MATLAB live scripts support most MuPAD functionality, though there are some differences. For more information, see Convert MuPAD Notebooks to MATLAB Live Scripts.
To compute derivatives of functions, use the differential operator D
. This operator
differentiates both standard mathematical functions and your own functions
created in MuPAD^{®}. For example, find the first derivatives of
the following standard mathematical functions implemented in MuPAD:
D(sin), D(exp), D(cosh), D(sqrt), D(heaviside)
Create your own function with one variable and compute a derivative of this function:
f := x -> x^3: D(f)
f := x -> sin(x)/x^2: f'; f'(x)
Computing the first derivatives of a function lets you find
its local extrema (minima and maxima). For example, create this function
and plot it on the interval -10 < x < 10
:
F := x -> x^3*sin(x); plot(F, x = -10..10)
Find the local extrema of F
on the interval -10
< x < 10
. If the point is a local extremum (either
minimum or maximum), the first derivative of the function at that
point equals 0. Therefore, to find the local extrema of F
,
solve the equation F'(x) = 0
. Use the AllRealRoots
option
to return more than one solution.
extrema := numeric::solve(F'(x) = 0, x = -10..10, AllRealRoots)
Now, compute the corresponding values of F
.
For example, compute F
for the third element, -2.455643863
,
in the solution set:
F(extrema[3])
To compute the values of F
for all local
minima and maxima, use the following command.

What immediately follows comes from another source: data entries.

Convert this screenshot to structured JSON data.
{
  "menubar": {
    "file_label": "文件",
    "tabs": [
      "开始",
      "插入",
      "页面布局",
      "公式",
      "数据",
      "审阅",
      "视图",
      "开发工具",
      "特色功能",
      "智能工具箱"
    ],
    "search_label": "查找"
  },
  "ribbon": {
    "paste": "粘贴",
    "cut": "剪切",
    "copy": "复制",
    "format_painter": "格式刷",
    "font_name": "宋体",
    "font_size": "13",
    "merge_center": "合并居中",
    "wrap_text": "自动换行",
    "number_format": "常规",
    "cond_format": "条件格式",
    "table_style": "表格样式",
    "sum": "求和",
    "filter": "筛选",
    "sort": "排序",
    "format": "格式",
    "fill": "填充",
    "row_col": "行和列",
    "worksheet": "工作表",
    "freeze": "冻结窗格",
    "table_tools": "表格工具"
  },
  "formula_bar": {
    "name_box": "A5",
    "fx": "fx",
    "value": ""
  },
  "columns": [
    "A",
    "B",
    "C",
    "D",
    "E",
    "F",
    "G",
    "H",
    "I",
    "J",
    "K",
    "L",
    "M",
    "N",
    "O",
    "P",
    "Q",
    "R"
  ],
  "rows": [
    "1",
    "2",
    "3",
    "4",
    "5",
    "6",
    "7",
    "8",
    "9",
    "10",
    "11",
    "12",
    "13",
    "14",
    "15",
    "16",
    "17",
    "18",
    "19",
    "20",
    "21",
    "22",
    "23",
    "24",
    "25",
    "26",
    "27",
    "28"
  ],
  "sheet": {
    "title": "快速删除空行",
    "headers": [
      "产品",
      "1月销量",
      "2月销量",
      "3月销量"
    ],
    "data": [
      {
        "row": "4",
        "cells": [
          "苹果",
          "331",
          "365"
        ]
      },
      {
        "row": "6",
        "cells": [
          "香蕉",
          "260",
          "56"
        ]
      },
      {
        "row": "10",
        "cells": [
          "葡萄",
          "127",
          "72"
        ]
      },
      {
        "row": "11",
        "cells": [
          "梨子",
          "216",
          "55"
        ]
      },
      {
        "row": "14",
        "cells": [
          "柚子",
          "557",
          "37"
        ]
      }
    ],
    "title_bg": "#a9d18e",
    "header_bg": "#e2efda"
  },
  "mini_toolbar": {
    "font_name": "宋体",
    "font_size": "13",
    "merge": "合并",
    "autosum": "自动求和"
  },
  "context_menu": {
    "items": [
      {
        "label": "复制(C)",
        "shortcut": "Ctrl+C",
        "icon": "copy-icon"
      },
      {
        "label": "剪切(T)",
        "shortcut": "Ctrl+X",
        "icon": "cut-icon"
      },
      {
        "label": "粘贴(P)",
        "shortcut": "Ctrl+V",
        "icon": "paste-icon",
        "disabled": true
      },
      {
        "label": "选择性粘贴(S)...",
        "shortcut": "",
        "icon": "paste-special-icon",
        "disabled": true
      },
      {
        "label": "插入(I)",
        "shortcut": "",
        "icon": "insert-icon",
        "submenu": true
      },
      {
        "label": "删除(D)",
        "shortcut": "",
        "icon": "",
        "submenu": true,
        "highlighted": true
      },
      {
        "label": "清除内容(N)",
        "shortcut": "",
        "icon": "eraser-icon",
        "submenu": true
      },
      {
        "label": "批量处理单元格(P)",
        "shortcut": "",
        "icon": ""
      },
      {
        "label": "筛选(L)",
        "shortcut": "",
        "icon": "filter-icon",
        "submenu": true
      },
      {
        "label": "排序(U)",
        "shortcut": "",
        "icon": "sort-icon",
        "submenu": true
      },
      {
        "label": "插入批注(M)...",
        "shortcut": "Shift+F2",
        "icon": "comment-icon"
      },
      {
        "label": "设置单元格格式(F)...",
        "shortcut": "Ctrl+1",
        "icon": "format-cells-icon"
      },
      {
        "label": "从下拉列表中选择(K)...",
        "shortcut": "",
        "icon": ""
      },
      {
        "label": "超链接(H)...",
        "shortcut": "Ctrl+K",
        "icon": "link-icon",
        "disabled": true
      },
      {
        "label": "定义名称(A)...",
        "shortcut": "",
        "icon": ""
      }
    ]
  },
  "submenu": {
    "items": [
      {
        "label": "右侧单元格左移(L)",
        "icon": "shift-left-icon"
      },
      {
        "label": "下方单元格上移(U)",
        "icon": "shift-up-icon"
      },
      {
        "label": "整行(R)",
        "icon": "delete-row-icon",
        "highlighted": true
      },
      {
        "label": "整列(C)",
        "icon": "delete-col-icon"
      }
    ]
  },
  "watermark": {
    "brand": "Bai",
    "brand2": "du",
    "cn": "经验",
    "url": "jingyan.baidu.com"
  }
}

Here, $
is
used to evaluate F
for every element of the extrema
set.
points := {[x, F(x)] $ x in extrema}
Plot function F
with extrema points:
plot(F, points, x = -10..10)
To compute a derivative of a multivariable function, specify
the differentiation variable. The operator D
does not accept the
variable names. Instead of providing a variable name, provide its
index. For example, integrate the following function with respect
to its first variable x
. Then integrate the function
with respect to its second variable y
:
f := (x, y) -> x^2 + y^3: D([1], f); D([2], f)
The list of indices accepted by the operator D
refers to the order
in which you provided the variables when creating a function:
f := (x, y) -> x^2 + y^3: D([1], f); f := (y, x) -> x^2 + y^3: D([1], f)
To find second- and higher-order partial derivatives of a function,
use the same index two or more times. For example, compute the second-order
partial derivatives with respect to x
and with
respect to y
:
f := (x, y) -> x^3*sin(y): D([1, 1], f); D([2, 2], f)
To compute second- and higher-order derivatives with respect to several variables (mixed derivatives), provide a list of indices of differentiation variables:
f := (x, y) -> x^3*sin(y): D([1, 2], f);
Note: To improve performance, MuPAD assumes that all mixed derivatives commute. For example, . This assumption suffices for most engineering and scientific problems. |